WORK REQUEST:
The answer must be one number: how many lines of the records contain "Nombre".

[[ INPUT, beginning ]]

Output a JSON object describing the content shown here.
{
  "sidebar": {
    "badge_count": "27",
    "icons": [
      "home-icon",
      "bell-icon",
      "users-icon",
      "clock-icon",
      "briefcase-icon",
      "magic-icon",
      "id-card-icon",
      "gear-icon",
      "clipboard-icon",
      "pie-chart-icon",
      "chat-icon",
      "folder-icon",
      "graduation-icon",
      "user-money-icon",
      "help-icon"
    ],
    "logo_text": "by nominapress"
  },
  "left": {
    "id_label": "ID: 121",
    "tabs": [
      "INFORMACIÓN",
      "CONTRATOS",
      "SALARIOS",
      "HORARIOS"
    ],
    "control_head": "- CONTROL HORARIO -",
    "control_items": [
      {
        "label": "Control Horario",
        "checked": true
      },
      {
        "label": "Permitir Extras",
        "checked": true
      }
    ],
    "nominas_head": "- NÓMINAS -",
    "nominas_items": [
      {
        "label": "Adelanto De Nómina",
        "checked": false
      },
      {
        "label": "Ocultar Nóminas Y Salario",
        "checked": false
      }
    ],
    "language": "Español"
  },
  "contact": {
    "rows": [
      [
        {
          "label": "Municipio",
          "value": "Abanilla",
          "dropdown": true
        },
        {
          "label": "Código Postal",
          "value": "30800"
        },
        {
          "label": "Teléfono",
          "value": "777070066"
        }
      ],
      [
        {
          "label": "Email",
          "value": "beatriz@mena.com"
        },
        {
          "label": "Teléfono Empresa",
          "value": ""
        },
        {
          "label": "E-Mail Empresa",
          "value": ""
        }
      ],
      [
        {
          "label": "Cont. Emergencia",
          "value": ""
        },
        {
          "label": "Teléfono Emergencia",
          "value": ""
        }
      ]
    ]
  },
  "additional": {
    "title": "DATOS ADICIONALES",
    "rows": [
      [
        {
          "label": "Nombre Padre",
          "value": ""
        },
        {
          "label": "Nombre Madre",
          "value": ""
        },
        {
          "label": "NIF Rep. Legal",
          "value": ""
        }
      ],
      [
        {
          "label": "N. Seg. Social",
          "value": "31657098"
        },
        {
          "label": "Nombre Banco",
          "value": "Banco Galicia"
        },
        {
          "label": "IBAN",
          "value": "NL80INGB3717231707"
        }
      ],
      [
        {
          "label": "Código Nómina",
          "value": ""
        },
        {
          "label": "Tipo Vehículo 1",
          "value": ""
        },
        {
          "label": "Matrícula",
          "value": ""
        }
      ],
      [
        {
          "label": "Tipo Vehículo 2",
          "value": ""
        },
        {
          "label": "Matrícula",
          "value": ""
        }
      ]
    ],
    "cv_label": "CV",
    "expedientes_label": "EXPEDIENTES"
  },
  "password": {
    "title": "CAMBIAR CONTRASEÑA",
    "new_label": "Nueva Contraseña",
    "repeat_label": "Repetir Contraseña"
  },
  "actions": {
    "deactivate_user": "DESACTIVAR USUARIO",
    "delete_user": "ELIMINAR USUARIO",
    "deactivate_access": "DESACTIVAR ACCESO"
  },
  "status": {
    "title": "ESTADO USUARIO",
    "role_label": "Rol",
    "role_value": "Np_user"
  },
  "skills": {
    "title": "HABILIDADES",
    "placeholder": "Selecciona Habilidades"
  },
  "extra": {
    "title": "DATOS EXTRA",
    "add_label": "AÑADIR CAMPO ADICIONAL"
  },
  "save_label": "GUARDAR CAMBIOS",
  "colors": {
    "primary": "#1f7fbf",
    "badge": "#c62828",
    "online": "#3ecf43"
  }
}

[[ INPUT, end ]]

EXERCISE RESULT:
3